Now we might think that this would be the end of Yeung in terms of Birmingham but not a bit of it.Yeung’s company still runs and will continue to control Birmingham City FC. And that’s what links Birmingham with Chelsea. For just as the UK government could conceivably freeze Chelsea FC as being the assets of a Russian national, so the Hong Kong justice authority could seize Yeung’s company and effectively Birmingham City FC (of which Yeung is still the largest shareholder.) Also on the board are Yeung’s 20-year-old son and Yeung’s brother in law – not the most powerful force to stand up to the might of the Hong Kong legislature.

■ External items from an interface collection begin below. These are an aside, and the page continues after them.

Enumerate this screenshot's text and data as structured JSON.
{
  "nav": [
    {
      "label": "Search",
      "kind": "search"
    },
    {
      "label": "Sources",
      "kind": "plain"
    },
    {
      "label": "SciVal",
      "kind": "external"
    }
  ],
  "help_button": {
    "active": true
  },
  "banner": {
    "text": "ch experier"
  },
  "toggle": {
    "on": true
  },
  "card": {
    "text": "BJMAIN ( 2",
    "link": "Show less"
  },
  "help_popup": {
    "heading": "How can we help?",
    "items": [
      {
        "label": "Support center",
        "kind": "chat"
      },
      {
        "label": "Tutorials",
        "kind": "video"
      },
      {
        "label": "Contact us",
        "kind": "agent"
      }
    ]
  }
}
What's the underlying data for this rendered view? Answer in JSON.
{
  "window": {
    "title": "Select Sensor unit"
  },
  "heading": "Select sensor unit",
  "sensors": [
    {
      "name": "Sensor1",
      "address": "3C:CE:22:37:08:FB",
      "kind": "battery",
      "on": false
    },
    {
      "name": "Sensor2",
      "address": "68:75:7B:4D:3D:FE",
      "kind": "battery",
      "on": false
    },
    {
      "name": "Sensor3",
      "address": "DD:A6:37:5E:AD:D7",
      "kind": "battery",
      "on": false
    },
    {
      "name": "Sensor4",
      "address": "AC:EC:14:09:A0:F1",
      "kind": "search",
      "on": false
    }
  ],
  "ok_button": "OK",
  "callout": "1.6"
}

The other problem for Birmingham is that it (like Rangers in Glasgow, who as we recently reported are so desperate for cash they are paying 30% p.a. interest on a loan which is guaranteed by the club’s assets) needs additional funding if it is to “continue its operations for at least 12 months”, (according to the club’s most recent accounts). The latest plan is a £7m placing of shares on the Hong Kong stock exchange and a borrowing of £24m from a Chinese property developer. Hmmmm.
Of course things are done differently in different parts of the world. Russia, China, Scotland, Liverpool (I do wonder if anyone will ever again take a statement by Liverpool seriously after the admission by its owner that they openly lied to the media and Arsenal about the contract of their disturbed centre forward…)
And there is the case of Vincent Tan, who it is now suggested but not proven offered Cardiff players a £3.7m bonus to beat Tottenham. This is against Premier League rules that say rather clearly that all bonuses must be issued before the start of the season.
This story comes from those old Euro hating right wingers at the Daily Mail who say that Mr Tan spoke to his players at the Hilton Hotel and said he was bringing in the new tactic of “shooting more” before announcing the incentive of the new bonus.
A spokesman for Mr Tan then said, “We didn’t realise it was against regulations. Vincent Tan has now rescinded the offer.”
Pesky things these invasions, courts, foreign governments, lies, regulations and bankruptcies. No telling where they will take you.
- The home and away scandal: ignorance, or cover up?
- The reason why Liverpool and Man C are ahead of Arsenal.
- How which referee a club gets has a major impact on the result of each game
- The statistical evidence that shows PGMO are biased against Arsenal
- How European football has taken up the fight against clubs breaking FFP